## YOUR GOAL
Go through the data and retrieve each line that includes the string "group".

Records from a collection:
----

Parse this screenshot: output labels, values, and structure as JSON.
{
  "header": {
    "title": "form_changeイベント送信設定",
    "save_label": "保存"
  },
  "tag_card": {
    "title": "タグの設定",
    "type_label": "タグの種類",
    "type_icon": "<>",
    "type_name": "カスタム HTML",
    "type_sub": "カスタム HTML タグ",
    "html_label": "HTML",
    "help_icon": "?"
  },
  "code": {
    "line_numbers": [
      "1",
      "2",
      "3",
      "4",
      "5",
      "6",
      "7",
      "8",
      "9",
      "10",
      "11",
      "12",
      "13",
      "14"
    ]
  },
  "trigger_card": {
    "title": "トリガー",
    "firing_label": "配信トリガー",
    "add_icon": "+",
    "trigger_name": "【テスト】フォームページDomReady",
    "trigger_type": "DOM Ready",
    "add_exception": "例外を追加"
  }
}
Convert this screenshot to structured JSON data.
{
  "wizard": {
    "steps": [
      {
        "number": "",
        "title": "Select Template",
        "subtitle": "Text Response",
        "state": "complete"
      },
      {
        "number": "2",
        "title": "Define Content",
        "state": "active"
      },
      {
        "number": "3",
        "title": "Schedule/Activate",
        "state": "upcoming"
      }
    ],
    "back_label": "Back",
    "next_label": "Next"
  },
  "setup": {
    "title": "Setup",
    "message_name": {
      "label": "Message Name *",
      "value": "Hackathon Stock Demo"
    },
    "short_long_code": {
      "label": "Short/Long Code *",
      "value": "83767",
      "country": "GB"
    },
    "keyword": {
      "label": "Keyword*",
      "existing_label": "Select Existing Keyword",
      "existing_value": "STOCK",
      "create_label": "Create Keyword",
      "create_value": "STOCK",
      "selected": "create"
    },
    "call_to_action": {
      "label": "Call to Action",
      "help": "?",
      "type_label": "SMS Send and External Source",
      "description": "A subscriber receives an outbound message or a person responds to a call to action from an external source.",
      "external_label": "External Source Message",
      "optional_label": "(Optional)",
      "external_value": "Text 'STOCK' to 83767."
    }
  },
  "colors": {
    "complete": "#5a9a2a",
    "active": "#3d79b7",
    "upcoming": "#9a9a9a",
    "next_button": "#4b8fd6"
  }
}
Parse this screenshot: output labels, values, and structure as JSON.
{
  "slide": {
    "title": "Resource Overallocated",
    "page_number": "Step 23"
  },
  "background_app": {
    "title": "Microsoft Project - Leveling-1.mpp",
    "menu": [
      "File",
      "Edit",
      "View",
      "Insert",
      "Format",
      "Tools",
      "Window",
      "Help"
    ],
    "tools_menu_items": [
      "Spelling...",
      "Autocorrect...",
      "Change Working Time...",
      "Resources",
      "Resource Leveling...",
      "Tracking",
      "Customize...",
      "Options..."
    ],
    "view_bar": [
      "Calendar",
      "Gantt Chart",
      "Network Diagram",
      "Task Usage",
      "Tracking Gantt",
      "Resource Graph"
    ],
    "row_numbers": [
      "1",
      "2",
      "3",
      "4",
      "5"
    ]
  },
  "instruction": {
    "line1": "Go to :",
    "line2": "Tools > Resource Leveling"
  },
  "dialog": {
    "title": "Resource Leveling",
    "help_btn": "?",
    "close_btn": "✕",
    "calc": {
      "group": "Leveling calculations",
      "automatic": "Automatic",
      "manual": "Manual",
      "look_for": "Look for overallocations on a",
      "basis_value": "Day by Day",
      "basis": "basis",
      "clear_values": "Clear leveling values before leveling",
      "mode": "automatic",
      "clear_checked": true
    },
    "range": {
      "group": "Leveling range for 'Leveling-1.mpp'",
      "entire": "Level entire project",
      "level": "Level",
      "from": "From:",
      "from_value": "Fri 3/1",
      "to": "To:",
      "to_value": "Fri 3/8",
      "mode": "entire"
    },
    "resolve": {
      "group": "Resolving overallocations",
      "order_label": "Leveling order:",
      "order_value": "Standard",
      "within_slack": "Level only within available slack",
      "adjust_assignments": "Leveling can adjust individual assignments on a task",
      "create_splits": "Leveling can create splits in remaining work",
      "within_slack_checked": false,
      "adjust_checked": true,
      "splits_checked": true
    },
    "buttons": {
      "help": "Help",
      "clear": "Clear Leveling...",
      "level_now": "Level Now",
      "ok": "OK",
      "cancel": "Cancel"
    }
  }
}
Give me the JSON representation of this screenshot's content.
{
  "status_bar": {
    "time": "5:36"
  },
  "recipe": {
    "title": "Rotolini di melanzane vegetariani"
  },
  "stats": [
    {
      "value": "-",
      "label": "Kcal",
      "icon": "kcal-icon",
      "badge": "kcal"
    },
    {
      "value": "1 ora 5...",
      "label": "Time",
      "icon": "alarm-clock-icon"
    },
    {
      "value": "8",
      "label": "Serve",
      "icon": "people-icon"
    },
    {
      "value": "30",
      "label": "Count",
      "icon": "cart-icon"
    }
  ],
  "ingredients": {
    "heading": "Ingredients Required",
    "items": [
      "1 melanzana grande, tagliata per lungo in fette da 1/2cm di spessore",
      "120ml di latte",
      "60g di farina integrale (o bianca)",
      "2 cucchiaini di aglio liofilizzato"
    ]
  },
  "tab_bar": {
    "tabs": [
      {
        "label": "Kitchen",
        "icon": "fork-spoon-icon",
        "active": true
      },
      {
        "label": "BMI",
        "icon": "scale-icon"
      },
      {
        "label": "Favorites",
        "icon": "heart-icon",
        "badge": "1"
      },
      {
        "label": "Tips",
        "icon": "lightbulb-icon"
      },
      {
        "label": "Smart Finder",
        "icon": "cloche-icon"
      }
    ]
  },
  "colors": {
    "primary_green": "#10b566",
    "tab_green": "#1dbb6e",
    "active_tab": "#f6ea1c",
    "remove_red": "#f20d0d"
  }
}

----

## YOUR SOLUTION
      "group": "Leveling calculations",
      "group": "Leveling range for 'Leveling-1.mpp'",
      "group": "Resolving overallocations",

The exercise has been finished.